They think the 18-point directive issued by the government on Monday is not enough as the coronavirus situation is going from bad to worse with both high infection and mortality rates in the country.
The experts warned that Bangladesh may experience an ‘explosive’ Covid situation in the coming months, breaking down the already overwhelmed medical system, if unnecessary public movements and mass gatherings cannot be controlled with the strict enforcement of laws.
They also suggested ramping up contact tracing, mass testing, expanding ICU capacity and ensuring necessary treatment facilities and equipment in every hospital, including upazila health complexes, since the Directorate General of Health Services (DGHS) has identified 31 districts as risky for the virus outbreak with a high infection rate.
Directives not matching with ground realities

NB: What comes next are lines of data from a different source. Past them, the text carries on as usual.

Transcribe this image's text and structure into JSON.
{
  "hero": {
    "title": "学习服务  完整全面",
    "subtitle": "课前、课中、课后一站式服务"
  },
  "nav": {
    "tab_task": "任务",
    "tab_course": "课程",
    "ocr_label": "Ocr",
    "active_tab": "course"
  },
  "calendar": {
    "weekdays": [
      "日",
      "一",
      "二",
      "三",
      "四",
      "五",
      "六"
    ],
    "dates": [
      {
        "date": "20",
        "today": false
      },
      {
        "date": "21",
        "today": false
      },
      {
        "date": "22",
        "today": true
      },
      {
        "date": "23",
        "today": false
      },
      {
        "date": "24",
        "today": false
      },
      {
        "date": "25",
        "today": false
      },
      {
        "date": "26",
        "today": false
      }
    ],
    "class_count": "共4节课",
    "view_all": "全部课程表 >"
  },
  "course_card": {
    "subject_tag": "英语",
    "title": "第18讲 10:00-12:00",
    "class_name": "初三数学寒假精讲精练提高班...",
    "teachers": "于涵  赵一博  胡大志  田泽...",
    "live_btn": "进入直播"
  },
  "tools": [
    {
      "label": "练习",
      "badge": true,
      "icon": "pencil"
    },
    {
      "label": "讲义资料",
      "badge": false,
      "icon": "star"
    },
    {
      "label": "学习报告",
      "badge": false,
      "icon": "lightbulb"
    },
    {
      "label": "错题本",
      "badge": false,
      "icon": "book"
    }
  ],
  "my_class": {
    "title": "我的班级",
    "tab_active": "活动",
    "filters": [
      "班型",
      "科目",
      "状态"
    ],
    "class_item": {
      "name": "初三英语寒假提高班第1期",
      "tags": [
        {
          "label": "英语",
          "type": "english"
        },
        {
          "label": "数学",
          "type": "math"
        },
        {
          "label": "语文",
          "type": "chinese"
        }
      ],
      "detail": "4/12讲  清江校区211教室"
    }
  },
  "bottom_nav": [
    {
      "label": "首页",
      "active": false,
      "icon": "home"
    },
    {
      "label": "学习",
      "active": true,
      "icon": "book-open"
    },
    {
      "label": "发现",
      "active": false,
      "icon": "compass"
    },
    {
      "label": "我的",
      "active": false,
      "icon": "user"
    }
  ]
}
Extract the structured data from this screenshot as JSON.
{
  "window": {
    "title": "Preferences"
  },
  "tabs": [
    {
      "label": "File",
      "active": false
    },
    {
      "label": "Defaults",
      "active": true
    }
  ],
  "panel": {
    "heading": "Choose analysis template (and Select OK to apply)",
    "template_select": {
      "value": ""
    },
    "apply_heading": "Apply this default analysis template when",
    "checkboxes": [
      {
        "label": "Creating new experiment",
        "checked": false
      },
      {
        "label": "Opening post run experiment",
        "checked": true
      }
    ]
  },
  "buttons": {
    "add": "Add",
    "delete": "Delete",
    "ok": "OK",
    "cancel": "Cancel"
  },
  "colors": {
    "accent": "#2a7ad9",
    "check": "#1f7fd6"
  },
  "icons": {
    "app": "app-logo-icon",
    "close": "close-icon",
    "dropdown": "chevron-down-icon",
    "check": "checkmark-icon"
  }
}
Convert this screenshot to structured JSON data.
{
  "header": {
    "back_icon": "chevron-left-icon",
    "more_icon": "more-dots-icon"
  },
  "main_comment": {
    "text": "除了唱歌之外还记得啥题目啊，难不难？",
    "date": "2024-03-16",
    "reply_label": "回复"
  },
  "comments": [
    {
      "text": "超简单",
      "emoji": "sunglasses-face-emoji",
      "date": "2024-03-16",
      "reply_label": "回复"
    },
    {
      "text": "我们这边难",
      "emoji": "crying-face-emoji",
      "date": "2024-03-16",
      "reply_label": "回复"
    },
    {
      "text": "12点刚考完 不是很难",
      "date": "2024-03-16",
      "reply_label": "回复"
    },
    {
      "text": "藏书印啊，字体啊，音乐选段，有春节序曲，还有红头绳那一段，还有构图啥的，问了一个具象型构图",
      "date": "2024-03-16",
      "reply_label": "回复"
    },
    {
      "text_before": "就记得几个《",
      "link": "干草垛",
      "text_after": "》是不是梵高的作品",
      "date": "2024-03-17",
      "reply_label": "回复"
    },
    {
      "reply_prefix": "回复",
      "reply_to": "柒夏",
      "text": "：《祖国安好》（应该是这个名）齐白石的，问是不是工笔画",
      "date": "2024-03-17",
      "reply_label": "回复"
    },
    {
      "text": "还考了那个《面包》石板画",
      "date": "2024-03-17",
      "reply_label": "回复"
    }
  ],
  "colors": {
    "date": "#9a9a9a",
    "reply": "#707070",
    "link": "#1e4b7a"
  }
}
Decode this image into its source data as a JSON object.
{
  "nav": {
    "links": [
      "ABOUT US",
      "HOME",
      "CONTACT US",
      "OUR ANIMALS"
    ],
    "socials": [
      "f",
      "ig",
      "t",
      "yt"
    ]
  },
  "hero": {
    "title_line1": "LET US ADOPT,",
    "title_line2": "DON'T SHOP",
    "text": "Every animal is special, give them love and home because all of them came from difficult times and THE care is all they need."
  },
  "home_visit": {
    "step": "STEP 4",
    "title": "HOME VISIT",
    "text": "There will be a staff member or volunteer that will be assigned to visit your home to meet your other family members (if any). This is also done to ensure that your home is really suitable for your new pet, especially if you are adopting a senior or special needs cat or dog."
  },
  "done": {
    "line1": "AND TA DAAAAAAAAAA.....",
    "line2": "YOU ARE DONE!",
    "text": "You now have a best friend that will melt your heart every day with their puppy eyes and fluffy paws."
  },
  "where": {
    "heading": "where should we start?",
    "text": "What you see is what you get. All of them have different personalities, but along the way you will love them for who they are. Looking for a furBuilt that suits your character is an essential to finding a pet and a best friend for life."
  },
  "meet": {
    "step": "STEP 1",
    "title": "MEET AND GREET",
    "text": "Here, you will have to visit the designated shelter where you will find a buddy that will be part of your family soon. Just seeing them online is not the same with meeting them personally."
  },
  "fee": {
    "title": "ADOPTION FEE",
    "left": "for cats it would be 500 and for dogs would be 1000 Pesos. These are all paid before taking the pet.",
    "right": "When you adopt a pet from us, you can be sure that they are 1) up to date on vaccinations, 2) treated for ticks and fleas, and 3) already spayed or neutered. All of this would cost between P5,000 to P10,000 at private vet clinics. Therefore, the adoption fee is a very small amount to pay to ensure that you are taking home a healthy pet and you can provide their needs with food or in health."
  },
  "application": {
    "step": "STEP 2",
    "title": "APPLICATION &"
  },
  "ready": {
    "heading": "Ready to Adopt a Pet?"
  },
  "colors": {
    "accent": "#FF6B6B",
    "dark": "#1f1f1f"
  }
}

Public health expert MH Chowdhury (Lenin), chairman of the medicine department at Health and Hope Hospital, the government’s directives are inconsistent with the coronavirus transmission pace.
“When it’s necessary to stop all the social and political gatherings right now, it was said to be discouraged in the directives. When a nighttime curfew should be enforced from 6pm, people are only asked not to come out of their homes unnecessarily. The shopping malls should be allowed to remain open for at best six hours on a limited scale, but the government said both sellers and buyers in shopping malls must follow the health rules,” he said.
MH Chowdhury said all types of mass gatherings should be controlled strictly, but the government asked to hold public exams maintaining health hygiene rules, which is not possible.
“People are discouraged to go to tourist and recreation spots, movie houses and theatres, and all kinds of fairs. But the Ekushey Book Fair is going on in full swing,” he pointed out.
Dr Lenin said the government has instructed all to maintain health safety rules in public transport, but people do not do that for lack of monitoring. “Strong enforcement of law is necessary to force people to abide by those rules.”
Dr Be-Nazir Ahmed, former director (disease control) of the DGHS, said, “The directives are not time-befitting and consistent with the current pandemic situation. “These instructions should have been given at least one month back when the virus cases started surging.”
Dr Be-Nazir said when elections can be held amid such a situation how the government can ask people not to arrange social programmes and mass gatherings.
Also read: Covid-19: Bangladesh’s caseload now 529,031, fatalities 7,942